If history offers us any guide, and I strongly believe it does, then all the promises of the Kyoto crowd simply will not materialize. We don’t need to dismantle the one-sided quantitative science of global warming – disproportionately blown up by computer models – we just need to look at the history of previous energy transmission. That’s what Vaclav Smil did, author of Energy at the Crossroads. Natural gas was supposed to have us driving fuel cell cars by now.
Unfortunately this forecast like so many other projections from bureaucrats were terribly flawed. The transformation of the energy supply of modern industrial societies takes much longer than the green guru wants to make us believe. Al Gore should take notice:
- It took oil about 50 years since the beginning of its commercial production to capture 10 percent of the global primary energy market, and then almost exactly 30 years to go to reach 25 percent.
- Analogical spans for natural gas are almost identical: approximately 50 years and 40 years.
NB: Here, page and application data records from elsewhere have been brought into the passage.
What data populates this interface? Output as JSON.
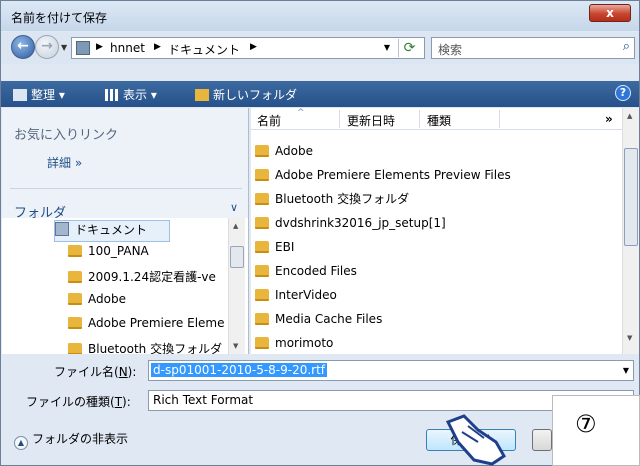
{
  "window": {
    "title": "名前を付けて保存",
    "close_label": "x"
  },
  "address": {
    "crumbs": [
      "hnnet",
      "ドキュメント"
    ],
    "search_placeholder": "検索"
  },
  "toolbar": {
    "organize": "整理 ▾",
    "view": "表示 ▾",
    "new_folder": "新しいフォルダ",
    "help": "?"
  },
  "left_panel": {
    "favorites_heading": "お気に入りリンク",
    "details_link": "詳細 »",
    "folders_heading": "フォルダ",
    "tree": [
      "ドキュメント",
      "100_PANA",
      "2009.1.24認定看護-ve",
      "Adobe",
      "Adobe Premiere Eleme",
      "Bluetooth 交換フォルダ"
    ]
  },
  "file_list": {
    "columns": [
      "名前",
      "更新日時",
      "種類"
    ],
    "more": "»",
    "files": [
      "Adobe",
      "Adobe Premiere Elements Preview Files",
      "Bluetooth 交換フォルダ",
      "dvdshrink32016_jp_setup[1]",
      "EBI",
      "Encoded Files",
      "InterVideo",
      "Media Cache Files",
      "morimoto"
    ]
  },
  "form": {
    "filename_label_pre": "ファイル名(",
    "filename_label_key": "N",
    "filename_label_post": "):",
    "filename_value": "d-sp01001-2010-5-8-9-20.rtf",
    "filetype_label_pre": "ファイルの種類(",
    "filetype_label_key": "T",
    "filetype_label_post": "):",
    "filetype_value": "Rich Text Format",
    "hide_folders": "フォルダの非表示",
    "save_button": "保存(S)"
  },
  "overlay": {
    "step": "⑦",
    "bracket": "「"
  },
  "colors": {
    "toolbar": "#26518a",
    "selection": "#3399ff",
    "folder": "#e8b53d"
  }
}
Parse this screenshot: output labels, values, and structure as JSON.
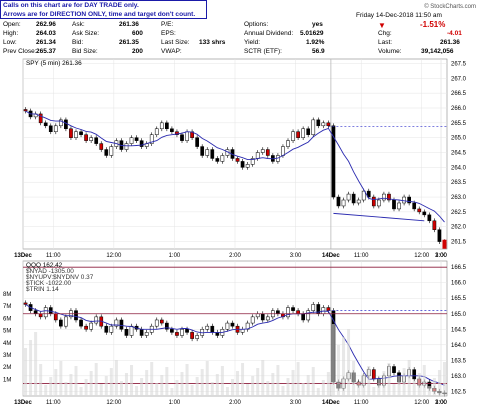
{
  "notice": {
    "line1": "Calls on this chart are for DAY TRADE only.",
    "line2": "Arrows are for DIRECTION ONLY, time and target don't count."
  },
  "watermark": "© StockCharts.com",
  "quote": {
    "open_label": "Open:",
    "open": "262.96",
    "high_label": "High:",
    "high": "264.03",
    "low_label": "Low:",
    "low": "261.34",
    "prev_label": "Prev Close:",
    "prev": "265.37",
    "ask_label": "Ask:",
    "ask": "261.36",
    "asksize_label": "Ask Size:",
    "asksize": "600",
    "bid_label": "Bid:",
    "bid": "261.35",
    "bidsize_label": "Bid Size:",
    "bidsize": "200",
    "pe_label": "P/E:",
    "pe": "",
    "eps_label": "EPS:",
    "eps": "",
    "lastsize_label": "Last Size:",
    "lastsize": "133 shrs",
    "vwap_label": "VWAP:",
    "vwap": "",
    "options_label": "Options:",
    "options": "yes",
    "div_label": "Annual Dividend:",
    "div": "5.01629",
    "yield_label": "Yield:",
    "yield": "1.92%",
    "sctr_label": "SCTR (ETF):",
    "sctr": "56.9",
    "date": "Friday 14-Dec-2018 11:50 am",
    "pct": "-1.51%",
    "chg_label": "Chg:",
    "chg": "-4.01",
    "last_label": "Last:",
    "last": "261.36",
    "vol_label": "Volume:",
    "vol": "39,142,056"
  },
  "chart_data": [
    {
      "type": "candlestick",
      "title": "SPY (5 min) 261.36",
      "x_ticks": [
        "13Dec",
        "11:00",
        "12:00",
        "1:00",
        "2:00",
        "3:00",
        "14Dec",
        "11:00",
        "12:00",
        "1:00",
        "2:00",
        "3:00"
      ],
      "y_ticks": [
        "267.5",
        "267.0",
        "266.5",
        "266.0",
        "265.5",
        "265.0",
        "264.5",
        "264.0",
        "263.5",
        "263.0",
        "262.5",
        "262.0",
        "261.5"
      ],
      "ylim": [
        261.25,
        267.65
      ],
      "prev_close_line": 265.37,
      "support_line": {
        "from": 262.45,
        "to": 262.2
      },
      "close_13dec": [
        265.9,
        265.7,
        265.8,
        265.5,
        265.4,
        265.2,
        265.4,
        265.6,
        265.3,
        265.0,
        265.2,
        265.1,
        264.9,
        265.0,
        264.8,
        264.6,
        264.4,
        264.7,
        264.9,
        264.6,
        264.8,
        265.0,
        264.9,
        264.7,
        264.8,
        265.1,
        265.3,
        265.5,
        265.3,
        265.2,
        265.1,
        264.9,
        265.2,
        265.0,
        264.7,
        264.4,
        264.6,
        264.3,
        264.2,
        264.4,
        264.6,
        264.3,
        264.2,
        264.0,
        264.1,
        264.3,
        264.5,
        264.6,
        264.4,
        264.2,
        264.4,
        264.7,
        264.9,
        265.2,
        265.0,
        265.3,
        265.1,
        265.6,
        265.4,
        265.5,
        265.4
      ],
      "close_14dec": [
        263.0,
        262.7,
        262.9,
        263.1,
        262.8,
        262.9,
        263.2,
        263.0,
        262.7,
        262.9,
        263.1,
        262.9,
        262.6,
        262.8,
        263.0,
        262.8,
        262.6,
        262.5,
        262.4,
        262.2,
        261.9,
        261.5,
        261.36
      ]
    },
    {
      "type": "candlestick",
      "title": "QQQ 162.42",
      "overlays": [
        "$NYAD -1305.00",
        "$NYUPV:$NYDNV 0.37",
        "$TICK -1022.00",
        "$TRIN 1.14"
      ],
      "x_ticks": [
        "13Dec",
        "11:00",
        "12:00",
        "1:00",
        "2:00",
        "3:00",
        "14Dec",
        "11:00",
        "12:00",
        "1:00",
        "2:00",
        "3:00"
      ],
      "y_ticks": [
        "166.5",
        "166.0",
        "165.5",
        "165.0",
        "164.5",
        "164.0",
        "163.5",
        "163.0",
        "162.5"
      ],
      "ylim": [
        162.35,
        166.7
      ],
      "volume_ticks": [
        "8M",
        "7M",
        "6M",
        "5M",
        "4M",
        "3M",
        "2M",
        "1M"
      ],
      "levels": [
        166.5,
        165.0,
        162.75
      ],
      "prev_close_line": 165.1,
      "close_13dec": [
        165.3,
        165.1,
        165.0,
        164.9,
        165.2,
        165.0,
        164.8,
        164.6,
        164.9,
        165.1,
        164.8,
        164.6,
        164.5,
        164.7,
        164.9,
        164.6,
        164.4,
        164.6,
        164.8,
        164.5,
        164.3,
        164.6,
        164.5,
        164.3,
        164.4,
        164.6,
        164.8,
        164.7,
        164.5,
        164.4,
        164.3,
        164.5,
        164.4,
        164.2,
        164.3,
        164.5,
        164.6,
        164.4,
        164.3,
        164.5,
        164.7,
        164.6,
        164.4,
        164.5,
        164.7,
        164.9,
        165.0,
        164.8,
        164.9,
        165.1,
        165.0,
        164.9,
        165.2,
        165.1,
        165.0,
        164.8,
        165.1,
        165.3,
        165.0,
        165.2,
        165.1
      ],
      "close_14dec": [
        162.8,
        162.6,
        162.9,
        163.1,
        162.8,
        162.7,
        163.0,
        163.2,
        162.9,
        162.7,
        163.0,
        163.3,
        163.1,
        162.8,
        163.0,
        163.2,
        162.9,
        162.7,
        162.8,
        162.6,
        162.5,
        162.45,
        162.42
      ]
    }
  ]
}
- Regarding electricity, hydrogeneration began in 1882, the same year as Edison's coal-fired generation, and just before World War I, water power produced about 50 percent of the world's electricity.
- Nuclear fission reached 10 percent of global electricity generation 27 years after the commissioning of the first nuclear power plant in 1956, and its share is now roughly the same as that of hydropower.
- But coal has reigned supreme since the late 1890s; in 2008, it supplied twice as much energy as it did in 1973.